Page and application data records:
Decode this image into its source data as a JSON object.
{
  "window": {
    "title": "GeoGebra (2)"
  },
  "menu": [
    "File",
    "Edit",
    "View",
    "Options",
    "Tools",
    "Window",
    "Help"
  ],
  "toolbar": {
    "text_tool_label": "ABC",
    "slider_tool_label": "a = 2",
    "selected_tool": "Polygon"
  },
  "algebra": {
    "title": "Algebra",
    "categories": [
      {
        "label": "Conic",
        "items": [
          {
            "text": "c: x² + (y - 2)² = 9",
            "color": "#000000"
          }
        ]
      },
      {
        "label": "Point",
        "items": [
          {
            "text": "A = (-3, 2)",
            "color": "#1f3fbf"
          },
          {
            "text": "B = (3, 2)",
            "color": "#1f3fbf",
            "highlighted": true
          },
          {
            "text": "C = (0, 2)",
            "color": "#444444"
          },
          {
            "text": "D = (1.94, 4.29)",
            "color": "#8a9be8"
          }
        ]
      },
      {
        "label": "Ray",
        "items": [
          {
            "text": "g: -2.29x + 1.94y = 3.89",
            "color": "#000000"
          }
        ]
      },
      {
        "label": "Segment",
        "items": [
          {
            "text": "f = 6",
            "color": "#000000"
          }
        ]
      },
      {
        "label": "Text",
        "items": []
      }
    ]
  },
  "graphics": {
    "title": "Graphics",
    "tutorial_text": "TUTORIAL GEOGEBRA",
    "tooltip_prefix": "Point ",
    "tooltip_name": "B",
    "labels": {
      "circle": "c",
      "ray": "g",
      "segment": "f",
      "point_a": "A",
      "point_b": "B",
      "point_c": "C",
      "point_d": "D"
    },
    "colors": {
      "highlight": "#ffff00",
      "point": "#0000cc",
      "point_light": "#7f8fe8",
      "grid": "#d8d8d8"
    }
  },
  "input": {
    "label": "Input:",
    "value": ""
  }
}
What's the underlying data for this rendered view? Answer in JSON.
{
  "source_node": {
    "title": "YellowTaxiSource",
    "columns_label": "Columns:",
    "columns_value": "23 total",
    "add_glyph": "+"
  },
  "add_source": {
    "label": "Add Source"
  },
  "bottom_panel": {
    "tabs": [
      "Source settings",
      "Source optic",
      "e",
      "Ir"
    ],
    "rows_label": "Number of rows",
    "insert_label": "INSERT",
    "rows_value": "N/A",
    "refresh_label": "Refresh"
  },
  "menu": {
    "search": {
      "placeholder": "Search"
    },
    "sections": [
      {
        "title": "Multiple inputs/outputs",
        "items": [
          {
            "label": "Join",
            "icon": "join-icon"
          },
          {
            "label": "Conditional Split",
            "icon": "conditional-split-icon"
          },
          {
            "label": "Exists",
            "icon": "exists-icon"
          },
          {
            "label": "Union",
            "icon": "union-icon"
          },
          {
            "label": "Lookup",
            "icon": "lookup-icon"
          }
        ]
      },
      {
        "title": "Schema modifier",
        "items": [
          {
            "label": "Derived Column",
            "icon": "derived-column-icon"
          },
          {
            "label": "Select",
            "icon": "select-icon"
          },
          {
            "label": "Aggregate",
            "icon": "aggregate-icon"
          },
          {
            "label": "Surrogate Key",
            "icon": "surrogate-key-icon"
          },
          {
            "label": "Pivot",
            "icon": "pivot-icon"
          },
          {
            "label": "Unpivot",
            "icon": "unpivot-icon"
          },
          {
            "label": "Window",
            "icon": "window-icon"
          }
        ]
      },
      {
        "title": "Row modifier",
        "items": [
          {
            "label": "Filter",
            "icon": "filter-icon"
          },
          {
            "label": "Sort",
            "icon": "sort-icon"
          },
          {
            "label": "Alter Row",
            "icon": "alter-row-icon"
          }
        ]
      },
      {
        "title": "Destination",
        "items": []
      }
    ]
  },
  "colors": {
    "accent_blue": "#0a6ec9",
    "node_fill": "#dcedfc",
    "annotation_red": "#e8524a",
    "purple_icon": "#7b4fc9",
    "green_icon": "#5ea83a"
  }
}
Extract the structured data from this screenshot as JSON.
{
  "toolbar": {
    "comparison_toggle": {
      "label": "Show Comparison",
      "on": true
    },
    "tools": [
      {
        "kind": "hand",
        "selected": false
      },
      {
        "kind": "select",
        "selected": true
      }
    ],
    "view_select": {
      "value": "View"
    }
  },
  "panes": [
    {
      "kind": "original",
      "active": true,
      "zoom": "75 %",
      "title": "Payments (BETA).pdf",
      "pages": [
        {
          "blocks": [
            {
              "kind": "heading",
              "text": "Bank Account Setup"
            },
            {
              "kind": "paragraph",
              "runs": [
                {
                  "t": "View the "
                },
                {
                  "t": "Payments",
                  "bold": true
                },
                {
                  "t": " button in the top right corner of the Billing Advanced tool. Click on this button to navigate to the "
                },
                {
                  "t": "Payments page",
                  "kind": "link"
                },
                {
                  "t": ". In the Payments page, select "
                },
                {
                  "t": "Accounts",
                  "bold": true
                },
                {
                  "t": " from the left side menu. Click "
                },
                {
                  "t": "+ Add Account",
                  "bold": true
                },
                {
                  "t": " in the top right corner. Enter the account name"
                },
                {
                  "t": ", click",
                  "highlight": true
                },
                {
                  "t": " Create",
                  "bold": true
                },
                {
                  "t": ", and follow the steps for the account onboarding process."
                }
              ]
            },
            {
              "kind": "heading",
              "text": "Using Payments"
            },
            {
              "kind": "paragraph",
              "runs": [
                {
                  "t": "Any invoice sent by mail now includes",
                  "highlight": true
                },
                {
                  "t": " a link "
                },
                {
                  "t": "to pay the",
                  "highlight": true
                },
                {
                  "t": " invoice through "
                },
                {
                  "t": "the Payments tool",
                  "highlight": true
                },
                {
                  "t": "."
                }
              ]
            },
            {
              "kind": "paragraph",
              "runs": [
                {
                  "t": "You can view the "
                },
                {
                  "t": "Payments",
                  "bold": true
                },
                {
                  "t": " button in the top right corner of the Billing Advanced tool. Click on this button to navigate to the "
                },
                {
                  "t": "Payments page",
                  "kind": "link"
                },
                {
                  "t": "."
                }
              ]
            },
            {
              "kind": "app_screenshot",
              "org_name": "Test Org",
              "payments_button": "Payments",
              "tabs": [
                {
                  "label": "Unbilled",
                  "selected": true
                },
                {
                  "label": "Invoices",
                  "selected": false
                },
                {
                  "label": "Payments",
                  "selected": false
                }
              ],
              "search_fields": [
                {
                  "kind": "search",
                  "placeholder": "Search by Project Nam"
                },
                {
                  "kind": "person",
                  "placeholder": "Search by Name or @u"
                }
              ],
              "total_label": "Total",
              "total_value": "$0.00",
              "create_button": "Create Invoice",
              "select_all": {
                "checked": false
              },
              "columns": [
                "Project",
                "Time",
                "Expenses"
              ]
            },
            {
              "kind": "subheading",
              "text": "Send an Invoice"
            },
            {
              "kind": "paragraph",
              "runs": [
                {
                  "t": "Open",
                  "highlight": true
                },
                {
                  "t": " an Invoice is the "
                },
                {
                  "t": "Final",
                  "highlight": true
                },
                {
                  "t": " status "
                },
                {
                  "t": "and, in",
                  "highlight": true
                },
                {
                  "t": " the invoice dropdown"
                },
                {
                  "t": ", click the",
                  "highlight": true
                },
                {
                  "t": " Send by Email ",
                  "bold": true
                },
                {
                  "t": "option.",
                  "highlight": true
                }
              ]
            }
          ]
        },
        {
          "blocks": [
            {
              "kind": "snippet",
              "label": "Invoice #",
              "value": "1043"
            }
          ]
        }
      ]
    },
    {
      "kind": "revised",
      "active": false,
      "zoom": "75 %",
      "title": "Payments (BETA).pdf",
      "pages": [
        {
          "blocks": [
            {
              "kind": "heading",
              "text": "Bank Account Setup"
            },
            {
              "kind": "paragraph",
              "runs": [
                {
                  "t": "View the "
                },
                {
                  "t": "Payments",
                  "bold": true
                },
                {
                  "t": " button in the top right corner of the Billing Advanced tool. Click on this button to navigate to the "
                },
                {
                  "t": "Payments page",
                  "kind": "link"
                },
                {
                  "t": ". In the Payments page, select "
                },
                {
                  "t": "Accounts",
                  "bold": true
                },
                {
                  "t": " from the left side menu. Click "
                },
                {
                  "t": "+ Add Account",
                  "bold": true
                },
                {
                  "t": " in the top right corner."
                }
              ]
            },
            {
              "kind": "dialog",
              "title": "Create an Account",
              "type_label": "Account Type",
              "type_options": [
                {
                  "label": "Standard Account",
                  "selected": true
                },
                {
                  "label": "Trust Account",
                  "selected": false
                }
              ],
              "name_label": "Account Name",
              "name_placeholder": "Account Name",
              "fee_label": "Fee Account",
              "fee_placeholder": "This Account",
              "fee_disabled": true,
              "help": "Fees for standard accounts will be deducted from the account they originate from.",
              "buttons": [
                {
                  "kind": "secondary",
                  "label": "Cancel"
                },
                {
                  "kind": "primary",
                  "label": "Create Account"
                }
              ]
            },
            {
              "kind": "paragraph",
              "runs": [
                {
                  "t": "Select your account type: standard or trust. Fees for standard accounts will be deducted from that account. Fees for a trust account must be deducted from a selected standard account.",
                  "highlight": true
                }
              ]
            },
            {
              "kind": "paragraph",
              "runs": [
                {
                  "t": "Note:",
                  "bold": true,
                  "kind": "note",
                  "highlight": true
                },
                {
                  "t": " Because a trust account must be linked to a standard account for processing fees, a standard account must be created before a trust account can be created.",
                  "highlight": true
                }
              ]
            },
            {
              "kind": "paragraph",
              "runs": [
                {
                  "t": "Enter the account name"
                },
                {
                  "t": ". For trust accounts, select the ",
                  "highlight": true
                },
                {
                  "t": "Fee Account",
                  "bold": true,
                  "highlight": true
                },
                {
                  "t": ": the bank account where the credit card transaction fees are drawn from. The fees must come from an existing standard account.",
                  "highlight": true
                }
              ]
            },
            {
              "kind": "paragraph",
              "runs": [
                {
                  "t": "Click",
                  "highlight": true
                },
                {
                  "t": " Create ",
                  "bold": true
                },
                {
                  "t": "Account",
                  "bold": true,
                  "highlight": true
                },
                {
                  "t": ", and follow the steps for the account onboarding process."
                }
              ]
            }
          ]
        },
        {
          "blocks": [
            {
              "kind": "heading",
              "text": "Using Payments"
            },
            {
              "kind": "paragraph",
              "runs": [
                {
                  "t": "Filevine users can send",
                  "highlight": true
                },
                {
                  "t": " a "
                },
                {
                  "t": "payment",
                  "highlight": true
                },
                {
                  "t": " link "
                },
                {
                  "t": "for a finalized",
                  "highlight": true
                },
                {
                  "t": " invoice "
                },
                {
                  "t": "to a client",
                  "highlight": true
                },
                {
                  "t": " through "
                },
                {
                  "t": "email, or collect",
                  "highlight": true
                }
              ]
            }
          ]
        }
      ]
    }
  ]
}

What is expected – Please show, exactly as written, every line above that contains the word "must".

Response to the task –
                  "t": "Select your account type: standard or trust. Fees for standard accounts will be deducted from that account. Fees for a trust account must be deducted from a selected standard account.",
                  "t": " Because a trust account must be linked to a standard account for processing fees, a standard account must be created before a trust account can be created.",
                  "t": ": the bank account where the credit card transaction fees are drawn from. The fees must come from an existing standard account.",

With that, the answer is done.